Bar Noar Massacre: Seven Years Later

Youth movements’ teen boys and girls, who led the memorial service to mark seven years since the murder of Liz Trobishi and Nir Katz, remind us that the struggle for equal rights is not over. Despite the progress in the LGBT struggle, the community is still haunted by ghosts of hatred.

AyalaKatz
Ayala Katz, mother of Nir Z”L, was the only adult on stage at the youth movements’ memorial event for the Bar Noar victims in Tel Aviv

Seven years after that terrible night, where teenage girl Liz Trubeshi and instructor Nir Katz were murdered in the Bar Noar, a year after the Gay Pride Parade in Jerusalem where Shira Banki was murdered, and a week after the biggest Gay Pride Parade Jerusalem has ever seen, and only a handful of people came to the ceremony for the victims of the murder in Bar Noa which was organized by LGBT members of the youth movements. Seven years after the Bar Noar murder- and the killer is still on the loose.

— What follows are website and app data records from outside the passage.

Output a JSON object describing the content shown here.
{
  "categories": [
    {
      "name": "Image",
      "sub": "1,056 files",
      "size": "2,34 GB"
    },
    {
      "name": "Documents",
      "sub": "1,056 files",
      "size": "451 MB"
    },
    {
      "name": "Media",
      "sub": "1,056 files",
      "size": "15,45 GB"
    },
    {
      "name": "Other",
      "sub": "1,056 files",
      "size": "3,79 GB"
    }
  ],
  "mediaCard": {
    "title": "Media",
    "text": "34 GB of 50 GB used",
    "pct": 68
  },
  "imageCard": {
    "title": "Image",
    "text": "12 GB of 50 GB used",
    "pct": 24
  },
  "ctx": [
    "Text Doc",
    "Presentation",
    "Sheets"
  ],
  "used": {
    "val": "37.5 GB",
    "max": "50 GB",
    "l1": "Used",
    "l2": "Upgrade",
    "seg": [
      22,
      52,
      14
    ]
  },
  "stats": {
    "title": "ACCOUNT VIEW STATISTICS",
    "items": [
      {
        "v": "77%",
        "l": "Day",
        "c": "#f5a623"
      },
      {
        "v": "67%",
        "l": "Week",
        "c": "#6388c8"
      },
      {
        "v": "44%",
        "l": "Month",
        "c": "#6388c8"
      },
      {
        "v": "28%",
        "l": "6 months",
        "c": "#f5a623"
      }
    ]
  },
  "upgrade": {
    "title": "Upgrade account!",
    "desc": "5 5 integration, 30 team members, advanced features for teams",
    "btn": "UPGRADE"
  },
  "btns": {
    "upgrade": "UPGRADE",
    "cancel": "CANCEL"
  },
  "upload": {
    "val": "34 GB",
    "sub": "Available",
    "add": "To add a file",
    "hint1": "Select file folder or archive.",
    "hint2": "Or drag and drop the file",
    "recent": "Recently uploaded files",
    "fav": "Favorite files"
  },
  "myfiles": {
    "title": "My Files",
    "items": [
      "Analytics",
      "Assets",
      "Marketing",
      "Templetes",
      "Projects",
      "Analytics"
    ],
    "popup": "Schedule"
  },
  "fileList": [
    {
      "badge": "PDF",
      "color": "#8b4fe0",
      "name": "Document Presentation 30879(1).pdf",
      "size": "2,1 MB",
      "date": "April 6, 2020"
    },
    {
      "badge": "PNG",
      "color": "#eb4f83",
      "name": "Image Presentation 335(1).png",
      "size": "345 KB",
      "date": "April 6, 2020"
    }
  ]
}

But despite the poor and unfortunate attendance of the community, to me it’s one of the most important and most political events recently seen here. The LGBT teenage boys and girls have proved once again that they are the bravest and most political group currently in the community, and their world view, formed by the violent and homophobic reality in Israel of 2016, and probably with the help and guidance of superb and very cohesive instructors and professionals in the various youth organizations, is unapologetic, and brave enough to form a memorial event that is a political and very impressive program.

The event itself – almost in a national and official form, including the singing of the Israeli national anthem at the end – was written and edited in its entirely by the boys and girls of the youth movements, who also wore shirts of their organizations. The event included a version of “Yizkor” (‘We Shall Remember’), uniquely for LGBT people who are victims of hate crimes, along with singing, and moving texts and videos. Organizers were able to avoid inviting politicians and so, besides Ayala Katz, mother of Nir, no adult was on the stage.

The texts that were recited included an updated overview of LGBTphobic events in Israel over the last year, testimonials of teenagers that were shown as text on the screen at the side of the stage. Strong statements were expressed, that the schools are not necessarily a safe place as they should be for LGBT teens, but even home is not necessarily so, evidenced by some of the wounded from the Bar Noar massacre who were forced out of the closet that terrible night and found themselves cut off from their families.

The highlight of the ceremony was a short video in which the Bar Noar and Jerusalem pride parade murders were interwoven with other hate crimes around the world, including the massacre in Orlando, current homophobic events and the sabotaging of bills in favor of LGBT people in the Knesset. The organizers of the event introduced in the video the direct link between hate crimes, LGBTphobic statements and incitement by public officials.

All that remained at the end of the evening was to say a big thank you to the teenagers who bothered to remind us, members of the adult community, that the struggle is not yet over, and that the new generation has the courage and determination to continue to fight.